▼
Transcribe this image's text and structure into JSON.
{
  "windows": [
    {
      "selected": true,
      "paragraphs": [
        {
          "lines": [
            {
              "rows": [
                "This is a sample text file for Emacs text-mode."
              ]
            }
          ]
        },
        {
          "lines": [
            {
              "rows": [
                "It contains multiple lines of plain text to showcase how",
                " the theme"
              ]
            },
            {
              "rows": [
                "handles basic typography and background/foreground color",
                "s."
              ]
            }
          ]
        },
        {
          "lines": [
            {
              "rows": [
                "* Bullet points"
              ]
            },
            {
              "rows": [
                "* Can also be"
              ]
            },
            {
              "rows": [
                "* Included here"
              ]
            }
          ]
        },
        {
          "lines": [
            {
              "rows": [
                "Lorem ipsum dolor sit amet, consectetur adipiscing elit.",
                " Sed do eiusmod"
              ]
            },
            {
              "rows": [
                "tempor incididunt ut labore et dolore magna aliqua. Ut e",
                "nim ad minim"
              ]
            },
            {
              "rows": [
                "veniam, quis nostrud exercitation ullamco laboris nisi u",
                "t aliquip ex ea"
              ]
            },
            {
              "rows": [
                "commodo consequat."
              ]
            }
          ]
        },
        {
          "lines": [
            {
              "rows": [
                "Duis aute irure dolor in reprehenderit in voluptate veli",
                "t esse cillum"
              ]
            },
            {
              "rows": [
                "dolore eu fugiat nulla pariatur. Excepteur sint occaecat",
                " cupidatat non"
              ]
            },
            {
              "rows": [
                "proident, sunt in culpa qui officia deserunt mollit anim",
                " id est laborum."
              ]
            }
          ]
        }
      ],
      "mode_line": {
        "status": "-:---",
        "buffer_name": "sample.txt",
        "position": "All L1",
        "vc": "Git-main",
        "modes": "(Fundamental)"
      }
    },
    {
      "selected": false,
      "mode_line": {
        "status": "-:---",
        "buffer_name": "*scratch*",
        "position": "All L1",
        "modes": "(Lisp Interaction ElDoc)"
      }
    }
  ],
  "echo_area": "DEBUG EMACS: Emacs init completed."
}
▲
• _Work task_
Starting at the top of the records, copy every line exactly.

• _Answer space_
Transcribe this image's text and structure into JSON.
{
  "windows": [
    {
      "selected": true,
      "paragraphs": [
        {
          "lines": [
            {
              "rows": [
                "This is a sample text file for Emacs text-mode."
              ]
            }
          ]
        },
        {
          "lines": [
            {
              "rows": [
                "It contains multiple lines of plain text to showcase how",
                " the theme"
              ]
            },
            {
              "rows": [
                "handles basic typography and background/foreground color",
                "s."
              ]
            }
          ]
        },
        {
          "lines": [
            {
              "rows": [
                "* Bullet points"
              ]
            },
            {
              "rows": [
                "* Can also be"
              ]
            },
            {
              "rows": [
                "* Included here"
              ]
            }
          ]
        },
        {
          "lines": [
            {
              "rows": [
                "Lorem ipsum dolor sit amet, consectetur adipiscing elit.",
                " Sed do eiusmod"
              ]
            },
            {
              "rows": [
                "tempor incididunt ut labore et dolore magna aliqua. Ut e",
                "nim ad minim"
              ]
            },
            {
              "rows": [
                "veniam, quis nostrud exercitation ullamco laboris nisi u",
                "t aliquip ex ea"
              ]
            },
            {
              "rows": [
                "commodo consequat."
              ]
            }
          ]
        },
        {
          "lines": [
            {
              "rows": [
                "Duis aute irure dolor in reprehenderit in voluptate veli",
                "t esse cillum"
              ]
            },
            {
              "rows": [
                "dolore eu fugiat nulla pariatur. Excepteur sint occaecat",
                " cupidatat non"
              ]
            },
            {
              "rows": [
                "proident, sunt in culpa qui officia deserunt mollit anim",
                " id est laborum."
              ]
            }
          ]
        }
      ],
      "mode_line": {
        "status": "-:---",
        "buffer_name": "sample.txt",
        "position": "All L1",
        "vc": "Git-main",
        "modes": "(Fundamental)"
      }
    },
    {
      "selected": false,
      "mode_line": {
        "status": "-:---",
        "buffer_name": "*scratch*",
        "position": "All L1",
        "modes": "(Lisp Interaction ElDoc)"
      }
    }
  ],
  "echo_area": "DEBUG EMACS: Emacs init completed."
}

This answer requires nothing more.